Burgundy is home to some of the most expensive wines in the world, including those of Domaine de la Romanée-Conti, Domaine Leroy, Henri Jayer, Emmanuel Rouget, Domaine Dugat-Py, Domaine Leflaive and Domaine Armand Rousseau

However, some top vintage first growth Bordeaux wines and a few iconic wines from the New World are more expensive than some Grand Cru class Burgundies.

Its renown goes back many centuries; in 1522 Erasmus wrote: “O happy Burgundy which merits being called the mother of men since she furnishes from her mammaries such a good milk” This was echoed by Shakespeare, who refers in King Lear to “the vines of France and milk of Burgundy”.

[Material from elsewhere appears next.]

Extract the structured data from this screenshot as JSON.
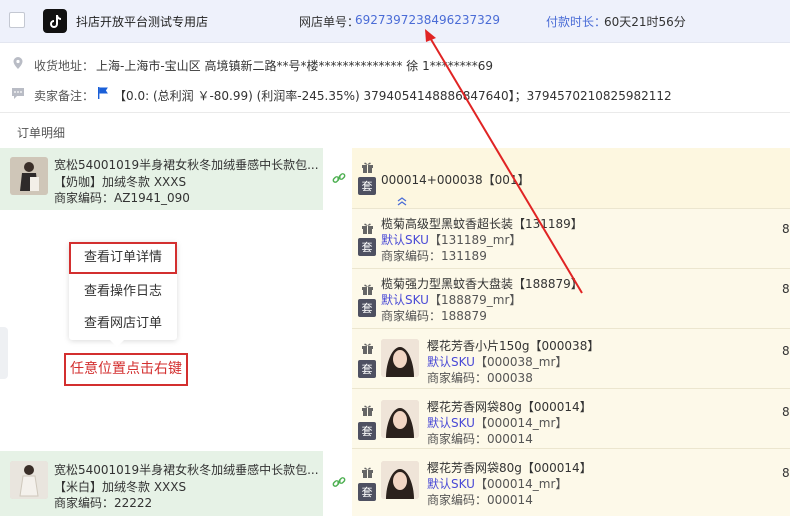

To accompany the finer wines, especially “the wines of the Cote [d’Or], it is recommended to taste some great cheeses like that of Citeaux, or ‘l’ami du Chambertin’ or ‘l’amour de Nuits'”. British wine critic Jancis Robinson emphasizes, “price is an extremely unreliable guide” and “what a wine sells for often has more to do with advertising hype and marketing decisions than the quality contained in the bottle.” While Grand Crus often command steep prices, village level wines from top producers can be found at quite reasonable prices. In 2010, the Burgundy region experienced a notable increase in internet coverage thanks to official efforts like the online broadcast of the famous Hospices de Beaune, as well as the efforts of independent wine aficionados, such as Bourgogne Live. Some burgundies are also increasingly valued as investment wines. Fans of Burgundy wine have been organizing events celebrating its virtues for decades. The most famous of these is La Paulée de Meursault.